Russ Perry: That was a great close end but here’s the thing. One of the most influential things that you said about all of this came from your grandfather on your moms side about quality, and in this seat, hearing your perspective of me, I would say the largest shift that I’ve had is to care more about quality, not about quantity and not necessarily saying you got to get the best and most expensive and all of this, but I now think about that because I believe he was talking about shoes in specifically the story you told, and he was very committed to that and so, I will say you and your family, that has really sunk into me where I love it now because it’s about a better quality of life by having less but what we do have it matters more and there is connection to it, there’s a story behind it. There’s something that has more than I got this thing and it’s whatever, and that’s I think in this hyper consumer era of shopping and online and all of this kind of stuff is something that I try to remind myself on a bit.
Mica Perry: Well I’m glad even my grandfather has been able to have an effect on you and that and what he had said was to never buy cheap shoes and he said, “Just make sure your shoes are always quality because you walk in them all the time,” but yeah, I think you’ve done an excellent job. I love seeing your routines and systems and habits that you’ve put into your life. I do think that the efforts that you’ve made in investing in yourself in personal development and just overall overhauling your life Russ and having those kinds of systems in your business has now reflected in your personal life. You kind of cleaned up and got our act together in your business and in your professional life and it also trickles down into your personal space or maybe you got organized in your personal space and it had an effect in the business, I don’t know, but it happened concurrently and it’s very evident that you’re much more focused, less distracted, clear, you don’t have as much ironed on T-shirt things around you, you dress nicer, you even have a look now, so it’s just like you know what you want more and I like that.

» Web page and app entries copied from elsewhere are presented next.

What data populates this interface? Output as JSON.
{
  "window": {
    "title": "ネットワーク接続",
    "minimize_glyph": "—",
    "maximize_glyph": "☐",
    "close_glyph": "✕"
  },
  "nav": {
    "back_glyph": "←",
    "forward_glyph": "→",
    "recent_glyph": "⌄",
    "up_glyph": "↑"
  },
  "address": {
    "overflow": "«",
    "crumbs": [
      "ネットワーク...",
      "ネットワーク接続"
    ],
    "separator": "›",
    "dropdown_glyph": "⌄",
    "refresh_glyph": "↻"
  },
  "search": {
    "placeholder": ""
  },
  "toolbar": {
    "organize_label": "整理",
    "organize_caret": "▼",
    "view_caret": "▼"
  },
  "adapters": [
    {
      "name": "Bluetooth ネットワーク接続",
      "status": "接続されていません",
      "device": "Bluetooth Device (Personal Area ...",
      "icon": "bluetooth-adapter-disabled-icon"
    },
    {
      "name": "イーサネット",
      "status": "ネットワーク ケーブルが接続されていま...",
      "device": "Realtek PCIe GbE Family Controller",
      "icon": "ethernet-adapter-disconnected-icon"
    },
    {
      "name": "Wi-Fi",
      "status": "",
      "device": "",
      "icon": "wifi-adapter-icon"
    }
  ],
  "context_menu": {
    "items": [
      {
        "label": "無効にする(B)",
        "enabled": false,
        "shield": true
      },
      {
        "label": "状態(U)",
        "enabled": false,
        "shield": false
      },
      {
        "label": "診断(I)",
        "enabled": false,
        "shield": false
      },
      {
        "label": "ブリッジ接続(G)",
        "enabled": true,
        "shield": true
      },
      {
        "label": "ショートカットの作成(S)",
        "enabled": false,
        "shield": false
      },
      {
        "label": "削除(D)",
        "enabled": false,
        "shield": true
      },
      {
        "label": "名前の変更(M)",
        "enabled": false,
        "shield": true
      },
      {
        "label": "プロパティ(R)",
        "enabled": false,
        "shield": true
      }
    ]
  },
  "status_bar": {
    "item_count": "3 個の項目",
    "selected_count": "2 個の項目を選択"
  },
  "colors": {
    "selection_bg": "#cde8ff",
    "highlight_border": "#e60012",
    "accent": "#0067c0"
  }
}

Russ Perry: Diamond in the rough.
Mica Perry: Diamond in the rough.
Russ Perry: Well I had a great teacher.
Mica Perry: I hope you’ve enjoyed getting more organized. Have you?
Russ Perry: I absolutely have.
Mica Perry: Well good. I’m glad. Well I hope this episode has been helpful for you to get an insight into how Russ has evolved in his organizational strategy and how I’ve approached it and maybe how you can implement it in yours or your significant others life. If you have any questions, feel free to email us at firstname.lastname@example.org. If you have a success story, whether for yours or your spouses organizing ideas or wins, I would love to hear them so please email us.
Russ Perry: And I will say for all of the ladies out there with a husband or significant other, there’s a huge contingency of people who listen to this podcast together as a couple, so maybe this episode is the starting point for that person in your life, feel free to share it with them. We’d love to impact them as well.
Mica Perry: All right, thanks for listening guys we really appreciate it.
Russ Perry: Have a great week.
Mica Perry: Bye.